November 22, 2018 at 12:30 am
Charlie V. Manalo
"The regulatory body should not be dragged into fights such as this one."
Is the Securities and Exchange Commission being used by certain unscrupulous parties to get back at their enemies?
The concern has been expressed in business circles recently in the wake of news items that a Mindanao-based Church group is allegedly being harassed by certain powerful personalities.
It appears the head pastor of the said religious organization has offended these influential persons who have access to key government agencies.
The said church group is called Kapa-Community Ministry International, apparently with roots from Sarangani province. It is headed by a certain Pastor Joel Apolinario, a low-key but influential spiritual leader in that part of the country.
The church group’s woes would not have caught attention if the SEC were not brought into a reported conflict between the religious leader and influential figures in Mindanao. Based on accounts from media and our own sources, the group’s woes began when Apolinario became the object of extortion attempts. The perpetrators were supposed to have been caught in the act by operatives of the National Bureau of Investigation.
The spiritual leader has also reportedly caught the ire of a politician from the south who did not relish the growing influence and following of the church group. It is interesting, observers note, that in the aftermath of these skirmishes with these powerful parties, news items came out citing an SEC advisory against the Kapa-Community.
In the SEC advisory, the regulatory body raised concerns that the church group may be soliciting supposed investments from the public and enticing them with promises of “high returns”. The church group is now reeling under the negative effects of the said advisory.
There are now worries that the SEC may have been fed misleading information.
The spokesperson of the church group has belied the accusations. It was pointed out that what was conveyed to the SEC as “soliciting investments” may have actually been the church group’s ongoing efforts to raise funds for its mission, upkeep and support for its needy members.
The church group deserves the benefit of the doubt since even the biggest religious organizations in the country ask for donations. It is no secret that these giant church groups obtain donations in the hundreds of millions, tax-free. One particular global church may have even channeled such donations to the purchase of stakes in several blue chip companies and hospitals in the country.
Why the SEC should pick on the fund-raising efforts of a grassroots-based Filipino church group baffles us.
We can only surmise that the whole story behind may have been misrepresented before the SEC. It may not be far-fetched that the misrepresented story could have come from powerful parties whose interests have been adversely affected by the presence and mission of Apolinario’s small-town church.

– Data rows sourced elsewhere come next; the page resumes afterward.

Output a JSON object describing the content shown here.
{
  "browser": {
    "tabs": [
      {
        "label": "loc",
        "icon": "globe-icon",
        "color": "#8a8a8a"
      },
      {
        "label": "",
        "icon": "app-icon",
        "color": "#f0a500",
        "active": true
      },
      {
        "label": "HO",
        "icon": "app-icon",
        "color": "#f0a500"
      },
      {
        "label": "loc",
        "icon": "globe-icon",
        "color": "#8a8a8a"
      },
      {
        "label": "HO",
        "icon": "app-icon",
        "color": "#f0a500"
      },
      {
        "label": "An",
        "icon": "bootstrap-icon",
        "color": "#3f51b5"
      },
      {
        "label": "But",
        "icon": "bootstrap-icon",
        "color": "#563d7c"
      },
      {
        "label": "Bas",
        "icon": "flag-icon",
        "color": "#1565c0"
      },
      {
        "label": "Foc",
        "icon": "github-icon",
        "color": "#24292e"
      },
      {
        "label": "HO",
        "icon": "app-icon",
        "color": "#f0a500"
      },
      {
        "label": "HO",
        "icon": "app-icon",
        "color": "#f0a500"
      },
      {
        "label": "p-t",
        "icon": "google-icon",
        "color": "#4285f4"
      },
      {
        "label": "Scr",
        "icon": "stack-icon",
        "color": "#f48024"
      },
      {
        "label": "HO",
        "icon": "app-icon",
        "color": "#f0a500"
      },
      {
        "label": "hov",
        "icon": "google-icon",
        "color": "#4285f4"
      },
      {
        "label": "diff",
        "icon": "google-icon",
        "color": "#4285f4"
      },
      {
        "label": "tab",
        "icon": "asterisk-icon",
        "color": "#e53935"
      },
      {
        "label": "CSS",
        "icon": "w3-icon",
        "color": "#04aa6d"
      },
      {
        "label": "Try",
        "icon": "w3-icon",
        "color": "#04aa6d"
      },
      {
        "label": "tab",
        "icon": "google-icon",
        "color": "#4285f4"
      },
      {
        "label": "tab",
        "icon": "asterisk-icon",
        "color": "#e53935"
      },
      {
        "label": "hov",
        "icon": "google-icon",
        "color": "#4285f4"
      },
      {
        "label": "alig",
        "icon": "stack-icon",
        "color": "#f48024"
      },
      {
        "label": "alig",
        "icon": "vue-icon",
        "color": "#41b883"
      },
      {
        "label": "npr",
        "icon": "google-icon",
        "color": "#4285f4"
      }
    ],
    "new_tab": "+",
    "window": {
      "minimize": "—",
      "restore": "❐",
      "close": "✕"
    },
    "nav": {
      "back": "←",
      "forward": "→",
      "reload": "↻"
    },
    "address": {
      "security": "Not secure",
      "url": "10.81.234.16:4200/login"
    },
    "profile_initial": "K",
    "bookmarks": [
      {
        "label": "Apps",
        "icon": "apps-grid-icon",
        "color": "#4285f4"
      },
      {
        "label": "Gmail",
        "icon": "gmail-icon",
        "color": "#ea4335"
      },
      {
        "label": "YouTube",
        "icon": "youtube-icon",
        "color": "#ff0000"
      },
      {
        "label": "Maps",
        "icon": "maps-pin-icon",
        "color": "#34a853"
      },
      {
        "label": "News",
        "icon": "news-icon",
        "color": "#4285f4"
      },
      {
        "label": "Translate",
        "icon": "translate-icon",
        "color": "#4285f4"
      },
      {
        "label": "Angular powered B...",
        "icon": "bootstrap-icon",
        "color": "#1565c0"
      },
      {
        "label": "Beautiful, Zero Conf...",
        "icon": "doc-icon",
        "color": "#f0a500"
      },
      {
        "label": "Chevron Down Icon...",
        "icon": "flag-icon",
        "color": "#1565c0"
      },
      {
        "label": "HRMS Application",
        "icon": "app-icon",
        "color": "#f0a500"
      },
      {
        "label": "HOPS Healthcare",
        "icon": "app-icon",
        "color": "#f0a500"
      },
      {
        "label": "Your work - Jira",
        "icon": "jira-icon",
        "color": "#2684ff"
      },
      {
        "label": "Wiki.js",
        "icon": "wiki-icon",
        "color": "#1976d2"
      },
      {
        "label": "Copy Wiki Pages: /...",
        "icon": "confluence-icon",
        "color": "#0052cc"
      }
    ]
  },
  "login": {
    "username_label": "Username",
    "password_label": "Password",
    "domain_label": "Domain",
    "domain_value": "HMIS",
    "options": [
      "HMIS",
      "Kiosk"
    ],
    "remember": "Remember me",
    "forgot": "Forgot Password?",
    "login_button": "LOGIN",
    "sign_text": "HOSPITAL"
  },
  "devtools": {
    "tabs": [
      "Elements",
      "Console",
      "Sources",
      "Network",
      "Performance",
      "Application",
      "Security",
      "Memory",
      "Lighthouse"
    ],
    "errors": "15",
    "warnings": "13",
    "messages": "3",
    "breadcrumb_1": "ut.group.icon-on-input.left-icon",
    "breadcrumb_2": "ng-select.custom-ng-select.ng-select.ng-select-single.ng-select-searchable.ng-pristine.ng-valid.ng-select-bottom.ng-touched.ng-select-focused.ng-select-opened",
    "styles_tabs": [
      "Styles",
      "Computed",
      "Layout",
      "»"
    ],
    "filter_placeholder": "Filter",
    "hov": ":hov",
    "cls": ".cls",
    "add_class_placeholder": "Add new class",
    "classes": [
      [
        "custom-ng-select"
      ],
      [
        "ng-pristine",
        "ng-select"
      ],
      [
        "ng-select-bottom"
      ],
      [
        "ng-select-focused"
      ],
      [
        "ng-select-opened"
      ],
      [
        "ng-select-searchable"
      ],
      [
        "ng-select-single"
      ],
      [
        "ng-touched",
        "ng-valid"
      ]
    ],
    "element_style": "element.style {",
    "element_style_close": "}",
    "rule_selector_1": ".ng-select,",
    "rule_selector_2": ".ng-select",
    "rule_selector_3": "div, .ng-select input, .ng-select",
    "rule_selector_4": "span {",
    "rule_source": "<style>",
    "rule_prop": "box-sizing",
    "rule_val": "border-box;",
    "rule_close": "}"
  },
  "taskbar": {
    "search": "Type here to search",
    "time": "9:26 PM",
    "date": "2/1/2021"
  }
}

The public would not have cared for the plight of the Kapa-Community. After all, not everyone is a fan of Billy Graham-type bible-quoting, fiery preachers which Apolinario appears to be. However, what worries us is that the SEC may have become the unwitting tool in some people’s bid to get back at the pastor. We would not have worried about this quarrel if not for the fact that an important and respected national agency like the SEC were dragged into it.
There are two things we hope would happen here. First, that the SEC would immediately get down to the bottom of the issue hounding this small-town church group, and that it would give the said group its proverbial “day in court.” It deserves due process and a fair hearing.
Second, that the SEC would be careful not to allow itself to be used by shadowy but influential quarters in the latter’s bid to neutralize perceived enemies.
According to media reports, the KAPA head said the church group has already explained to the SEC that the allegations that it has been soliciting investments with promises of high yield from the public “are misleading and have no basis in fact.”
The group has expressed its confidence that the SEC will “appreciate the truth” and resolve the issues facing the group “with fairness and impartiality.”
Apolinario said the SEC has also been informed that “there are certain persons determined to prevent KAPA from fulfilling its religious mission and calling.”
He said the KMCI is confident that the SEC “will not allow itself to be a tool of those who oppose our mission.”
The SEC has an important role in the country. Its job is too vital and its time too precious for it to be dragged into fights like this one.